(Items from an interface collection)
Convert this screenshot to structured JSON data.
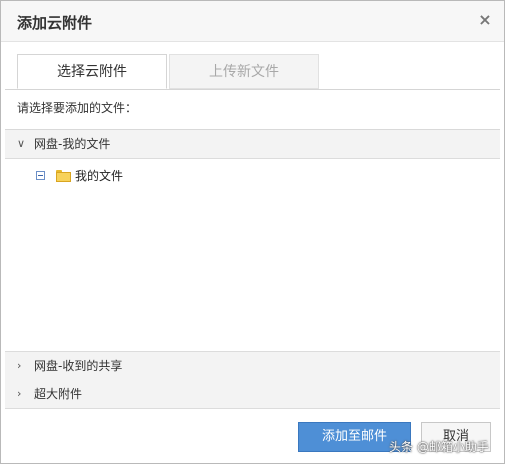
{
  "dialog": {
    "title": "添加云附件",
    "close_symbol": "×"
  },
  "tabs": [
    {
      "label": "选择云附件",
      "active": true
    },
    {
      "label": "上传新文件",
      "active": false
    }
  ],
  "prompt": "请选择要添加的文件：",
  "sections": [
    {
      "label": "网盘-我的文件",
      "expanded": true,
      "chevron": "∨"
    },
    {
      "label": "网盘-收到的共享",
      "expanded": false,
      "chevron": "›"
    },
    {
      "label": "超大附件",
      "expanded": false,
      "chevron": "›"
    }
  ],
  "tree": {
    "items": [
      {
        "label": "我的文件",
        "icon": "folder-icon",
        "expanded": true
      }
    ]
  },
  "buttons": {
    "primary_label": "添加至邮件",
    "cancel_label": "取消"
  },
  "watermark": "头条 @邮箱小助手",
  "colors": {
    "primary": "#4e8fd6",
    "folder": "#f7d25a"
  }
}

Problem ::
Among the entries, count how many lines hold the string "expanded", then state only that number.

Result for this task ::
4